Stored data:
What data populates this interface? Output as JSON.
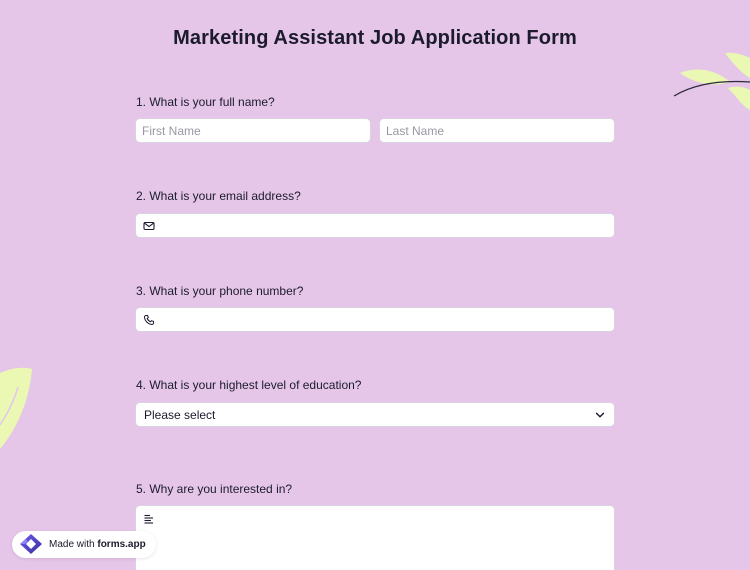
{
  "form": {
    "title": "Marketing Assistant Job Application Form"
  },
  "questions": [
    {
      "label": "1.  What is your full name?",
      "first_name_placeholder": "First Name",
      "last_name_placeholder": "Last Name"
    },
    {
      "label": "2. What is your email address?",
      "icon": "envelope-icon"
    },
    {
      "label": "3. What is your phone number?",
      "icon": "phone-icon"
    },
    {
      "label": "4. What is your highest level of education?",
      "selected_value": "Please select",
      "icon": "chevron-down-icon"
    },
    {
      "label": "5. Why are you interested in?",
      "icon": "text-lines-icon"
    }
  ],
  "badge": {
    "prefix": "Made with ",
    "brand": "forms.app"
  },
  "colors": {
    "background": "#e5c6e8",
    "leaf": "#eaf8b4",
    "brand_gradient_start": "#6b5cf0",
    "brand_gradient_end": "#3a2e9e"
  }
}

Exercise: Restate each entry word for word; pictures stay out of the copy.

Response to the exercise:
What data populates this interface? Output as JSON.
{
  "form": {
    "title": "Marketing Assistant Job Application Form"
  },
  "questions": [
    {
      "label": "1.  What is your full name?",
      "first_name_placeholder": "First Name",
      "last_name_placeholder": "Last Name"
    },
    {
      "label": "2. What is your email address?",
      "icon": "envelope-icon"
    },
    {
      "label": "3. What is your phone number?",
      "icon": "phone-icon"
    },
    {
      "label": "4. What is your highest level of education?",
      "selected_value": "Please select",
      "icon": "chevron-down-icon"
    },
    {
      "label": "5. Why are you interested in?",
      "icon": "text-lines-icon"
    }
  ],
  "badge": {
    "prefix": "Made with ",
    "brand": "forms.app"
  },
  "colors": {
    "background": "#e5c6e8",
    "leaf": "#eaf8b4",
    "brand_gradient_start": "#6b5cf0",
    "brand_gradient_end": "#3a2e9e"
  }
}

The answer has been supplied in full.